> Requirement
In the listing that follows, count the lines holding the word "tags" and report only that number.

> Material shown

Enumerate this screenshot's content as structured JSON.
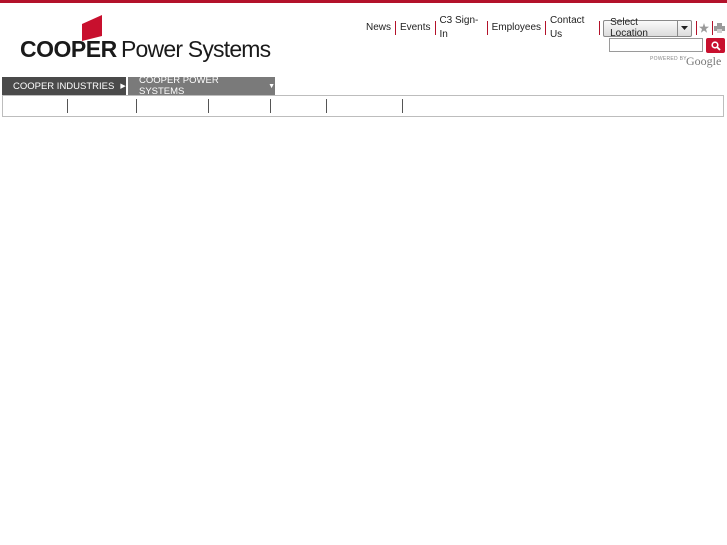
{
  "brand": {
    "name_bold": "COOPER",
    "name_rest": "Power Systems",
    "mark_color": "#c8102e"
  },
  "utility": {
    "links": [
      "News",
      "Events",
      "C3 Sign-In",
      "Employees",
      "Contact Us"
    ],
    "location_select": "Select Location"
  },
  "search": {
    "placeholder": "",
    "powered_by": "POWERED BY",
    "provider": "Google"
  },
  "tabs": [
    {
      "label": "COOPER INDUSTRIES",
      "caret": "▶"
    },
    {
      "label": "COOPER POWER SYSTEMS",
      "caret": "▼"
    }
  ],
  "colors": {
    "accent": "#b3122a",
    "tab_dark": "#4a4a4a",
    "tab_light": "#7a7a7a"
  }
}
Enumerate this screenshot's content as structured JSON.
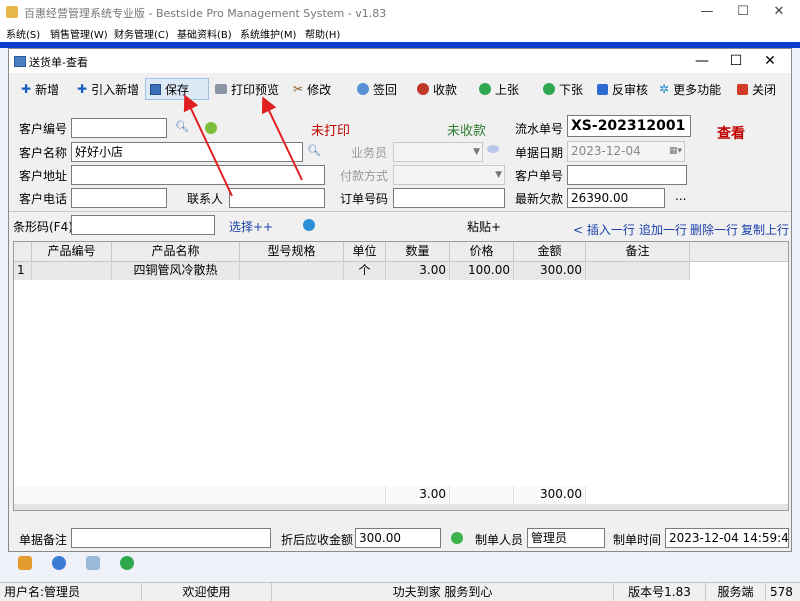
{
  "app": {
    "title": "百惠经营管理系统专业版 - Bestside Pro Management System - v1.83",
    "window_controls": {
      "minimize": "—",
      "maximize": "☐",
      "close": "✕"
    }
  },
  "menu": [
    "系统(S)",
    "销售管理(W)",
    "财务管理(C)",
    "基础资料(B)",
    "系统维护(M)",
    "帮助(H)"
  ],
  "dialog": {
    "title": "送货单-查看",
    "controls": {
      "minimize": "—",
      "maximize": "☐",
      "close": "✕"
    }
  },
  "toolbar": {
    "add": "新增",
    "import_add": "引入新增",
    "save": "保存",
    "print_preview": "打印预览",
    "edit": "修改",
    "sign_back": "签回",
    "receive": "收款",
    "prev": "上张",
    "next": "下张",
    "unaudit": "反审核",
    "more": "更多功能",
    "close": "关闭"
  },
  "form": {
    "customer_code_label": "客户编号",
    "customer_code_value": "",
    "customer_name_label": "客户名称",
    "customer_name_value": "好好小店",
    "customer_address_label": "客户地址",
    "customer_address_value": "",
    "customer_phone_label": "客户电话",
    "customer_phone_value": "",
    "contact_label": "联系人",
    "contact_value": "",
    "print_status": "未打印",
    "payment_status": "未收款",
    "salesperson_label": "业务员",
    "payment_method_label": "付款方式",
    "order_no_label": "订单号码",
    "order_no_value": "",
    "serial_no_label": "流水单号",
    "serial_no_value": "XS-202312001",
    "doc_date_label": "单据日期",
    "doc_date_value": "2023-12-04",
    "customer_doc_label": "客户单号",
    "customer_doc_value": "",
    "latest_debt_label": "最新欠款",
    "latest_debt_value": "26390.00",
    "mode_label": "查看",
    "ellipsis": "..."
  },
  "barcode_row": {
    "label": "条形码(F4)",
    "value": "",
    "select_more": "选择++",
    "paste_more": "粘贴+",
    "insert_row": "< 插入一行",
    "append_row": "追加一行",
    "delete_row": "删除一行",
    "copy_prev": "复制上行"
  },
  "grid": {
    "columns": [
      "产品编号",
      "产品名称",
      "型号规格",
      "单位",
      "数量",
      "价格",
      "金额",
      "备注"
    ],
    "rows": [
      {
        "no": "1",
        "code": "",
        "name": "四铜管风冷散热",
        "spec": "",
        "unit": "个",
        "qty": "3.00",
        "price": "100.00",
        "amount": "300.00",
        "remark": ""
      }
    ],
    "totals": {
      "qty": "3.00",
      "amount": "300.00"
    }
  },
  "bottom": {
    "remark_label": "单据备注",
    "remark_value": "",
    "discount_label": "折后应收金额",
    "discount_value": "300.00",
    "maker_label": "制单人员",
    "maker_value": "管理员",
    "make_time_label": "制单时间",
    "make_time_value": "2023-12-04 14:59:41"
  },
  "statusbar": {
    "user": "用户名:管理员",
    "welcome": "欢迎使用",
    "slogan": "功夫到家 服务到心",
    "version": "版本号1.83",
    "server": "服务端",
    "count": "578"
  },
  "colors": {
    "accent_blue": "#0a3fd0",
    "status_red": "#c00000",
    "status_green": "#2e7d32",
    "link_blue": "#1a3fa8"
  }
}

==

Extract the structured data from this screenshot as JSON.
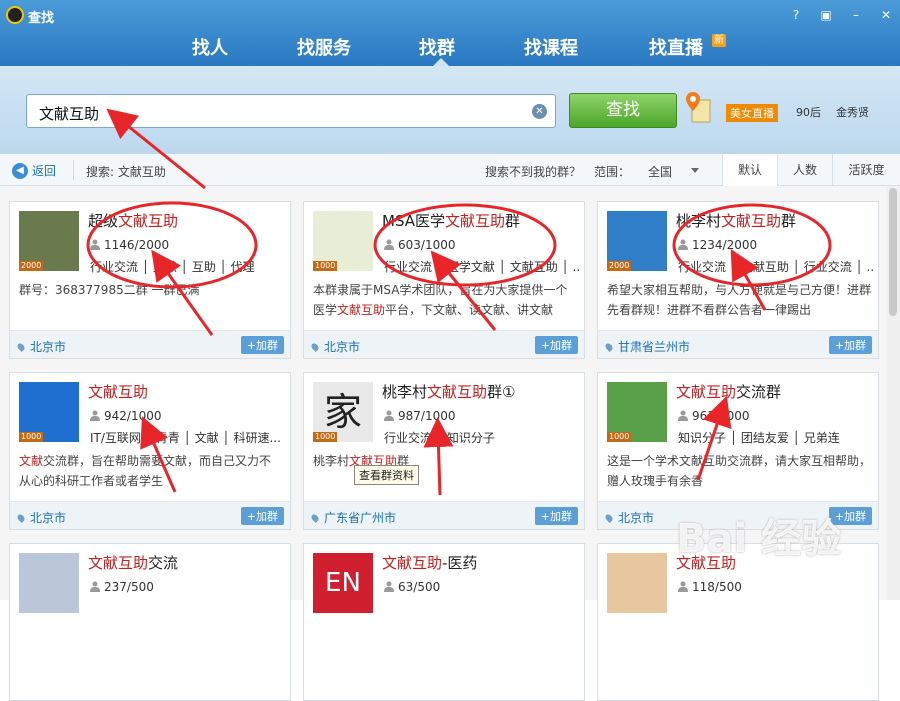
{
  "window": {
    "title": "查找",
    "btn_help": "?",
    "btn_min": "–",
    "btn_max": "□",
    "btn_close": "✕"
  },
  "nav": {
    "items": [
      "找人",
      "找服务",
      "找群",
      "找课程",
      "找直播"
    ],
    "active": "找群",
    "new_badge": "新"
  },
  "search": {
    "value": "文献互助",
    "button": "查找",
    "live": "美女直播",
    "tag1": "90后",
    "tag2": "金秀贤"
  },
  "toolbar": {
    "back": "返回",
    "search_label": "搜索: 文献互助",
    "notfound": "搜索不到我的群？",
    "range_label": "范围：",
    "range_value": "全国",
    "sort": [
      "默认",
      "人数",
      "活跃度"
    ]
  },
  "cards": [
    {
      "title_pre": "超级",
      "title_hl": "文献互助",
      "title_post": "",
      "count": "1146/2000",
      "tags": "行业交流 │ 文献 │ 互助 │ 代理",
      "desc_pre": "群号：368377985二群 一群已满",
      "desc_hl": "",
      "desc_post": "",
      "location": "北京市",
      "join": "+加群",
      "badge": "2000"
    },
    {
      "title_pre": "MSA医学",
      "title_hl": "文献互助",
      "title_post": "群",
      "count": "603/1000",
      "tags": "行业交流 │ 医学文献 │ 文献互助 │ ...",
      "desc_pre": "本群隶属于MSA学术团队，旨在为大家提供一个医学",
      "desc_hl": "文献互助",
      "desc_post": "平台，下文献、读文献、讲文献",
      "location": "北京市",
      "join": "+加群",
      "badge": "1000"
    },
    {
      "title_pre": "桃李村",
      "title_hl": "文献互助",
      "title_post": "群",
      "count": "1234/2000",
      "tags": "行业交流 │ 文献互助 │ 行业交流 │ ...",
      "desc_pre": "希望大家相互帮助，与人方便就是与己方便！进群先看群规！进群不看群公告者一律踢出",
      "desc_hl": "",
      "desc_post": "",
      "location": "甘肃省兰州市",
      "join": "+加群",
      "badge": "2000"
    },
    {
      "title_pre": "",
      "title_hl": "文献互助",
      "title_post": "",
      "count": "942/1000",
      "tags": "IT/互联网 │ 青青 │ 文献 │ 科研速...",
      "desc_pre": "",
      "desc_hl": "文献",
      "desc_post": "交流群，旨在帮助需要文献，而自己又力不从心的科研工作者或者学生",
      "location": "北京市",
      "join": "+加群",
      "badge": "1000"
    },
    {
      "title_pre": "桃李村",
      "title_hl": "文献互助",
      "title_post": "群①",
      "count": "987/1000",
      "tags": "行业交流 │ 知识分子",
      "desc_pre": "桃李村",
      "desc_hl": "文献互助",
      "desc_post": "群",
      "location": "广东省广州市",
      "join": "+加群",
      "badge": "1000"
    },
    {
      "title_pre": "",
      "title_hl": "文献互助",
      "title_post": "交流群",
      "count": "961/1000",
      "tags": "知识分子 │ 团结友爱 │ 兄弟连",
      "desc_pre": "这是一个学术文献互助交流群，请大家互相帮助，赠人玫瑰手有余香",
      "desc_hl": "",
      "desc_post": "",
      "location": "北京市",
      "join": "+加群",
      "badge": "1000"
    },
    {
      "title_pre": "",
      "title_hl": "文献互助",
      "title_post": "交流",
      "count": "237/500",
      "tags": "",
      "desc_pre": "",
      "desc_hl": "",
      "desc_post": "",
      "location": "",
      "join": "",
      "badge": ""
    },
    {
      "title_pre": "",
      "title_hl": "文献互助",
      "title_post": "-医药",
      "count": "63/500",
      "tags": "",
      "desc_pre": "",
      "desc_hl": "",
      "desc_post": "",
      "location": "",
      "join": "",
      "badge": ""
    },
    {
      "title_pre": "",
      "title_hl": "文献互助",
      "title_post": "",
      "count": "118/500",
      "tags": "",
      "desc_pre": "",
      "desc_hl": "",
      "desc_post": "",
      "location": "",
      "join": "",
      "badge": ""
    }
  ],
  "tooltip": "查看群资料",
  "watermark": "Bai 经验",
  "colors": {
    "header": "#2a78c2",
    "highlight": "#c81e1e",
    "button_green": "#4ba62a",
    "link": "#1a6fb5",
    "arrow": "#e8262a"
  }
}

> Exercise output
9